The costs of shipping grains from farming powerhouse Argentina would rise under the government’s proposal for requiring cargo ships to pay tolls to the state rather than to the company that dredges the Parana River, industry leaders said on Monday.
The government disagrees, saying it actually aims to decrease logistical costs while improving agricultural output.
It is the latest chapter in a long saga of farmers and exporters opposing government intervention in the sector.
The dredging of the county’s grains superhighway gives Argentina an edge over rival exporters Brazil and the United States, which rely more on less efficient trucks and slow-moving barges.
Last week the government outlined its proposal for managing the river. It said the state, rather than the company that dredges the waterway, should receive the tolls that cargo ships pay to use the key agricultural shipping hub of Rosario, from which flow about 80% of Argentine grains exports.

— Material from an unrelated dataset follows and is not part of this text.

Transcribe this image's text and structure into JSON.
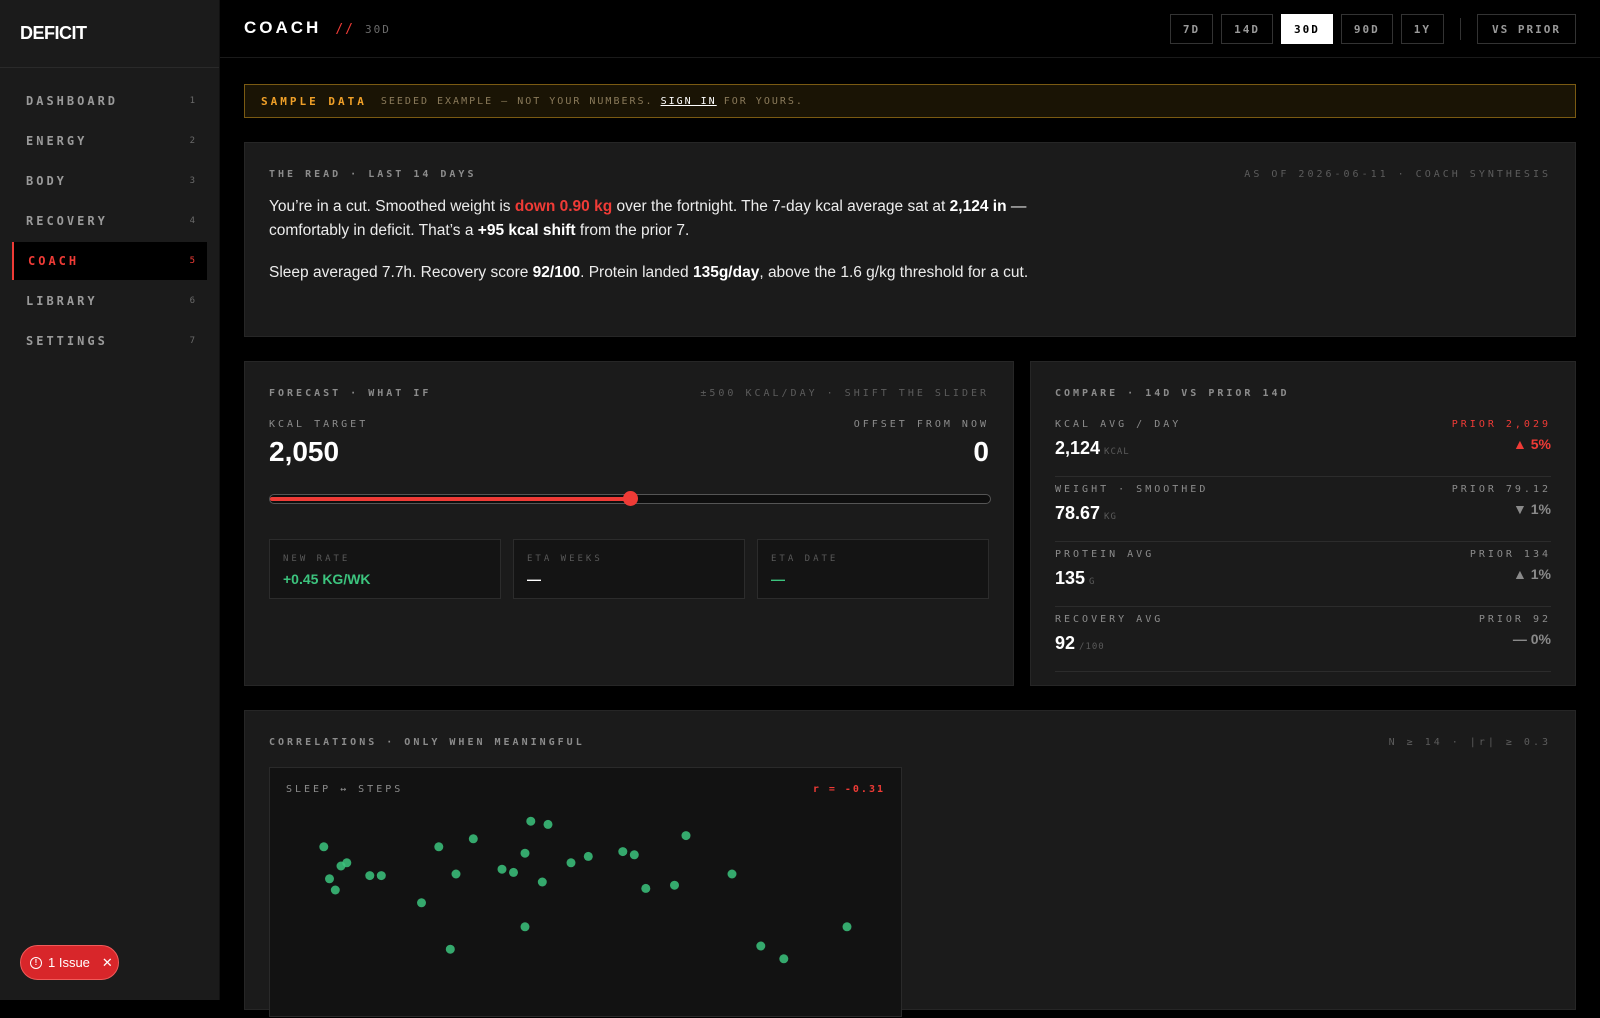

That proposal inflamed exporters and farmers already worried about the policies of center-left President Alberto Fernandez, a Peronist whose administration has curtailed beef exports as a way of controlling domestic food price inflation.
The state should oversee the logistics system, and guarantee transparency in the bidding for the upcoming dredging contract, said Luis Zubizarreta, head of Argentina’s CPPC private ports chamber. But he said the dredger, not the government, should continue to collect the tolls paid by cargo ships.
“The current system works well, with the users of the river paying tolls directly to the dredging company. We need to keep it in place,” Zubizarreta said.
“If the flow of money goes through the state it would increase the cost of dredging services,” he added.
But a Transportation Ministry source, who asked not to be named, said the proposed dredging system would not make it more expensive to ship grains from Argentina.
“It does not imply higher costs. One of our objectives is to lower the cost of logistics,” the source said.
The National Ports Administration has been given authority over the next 12 months to subcontract management of the waterway, while the Transportation Ministry evaluates bids from dredging companies for the long-term concession to follow.
Agriculture is Argentina’s main source of export dollars. The country is the world’s No. 3 corn exporter and top supplier of soymeal livestock feed.
An increase in government involvement would create the risk that the dredging company that wins the upcoming concession may not get paid on time, said Gustavo Idigoras, head of the CIARA-CEC chamber of exporters and oilseed crushing companies.
“If the tolls go to the government, it may not transfer all that money to the company that maintains the river. That implies an increase in tolls,” Idigoras said.
“If the government does not pay the dredging company on time, it would probably stop doing the dredging. That would be a serious problem that would increase not only the cost of exporting from Argentina but importing as well,” he added.
The river at Rosario is dredged to about a depth of 34 feet, and industry leaders want the next long-term contract to provide for a deeper and wider shipping channel.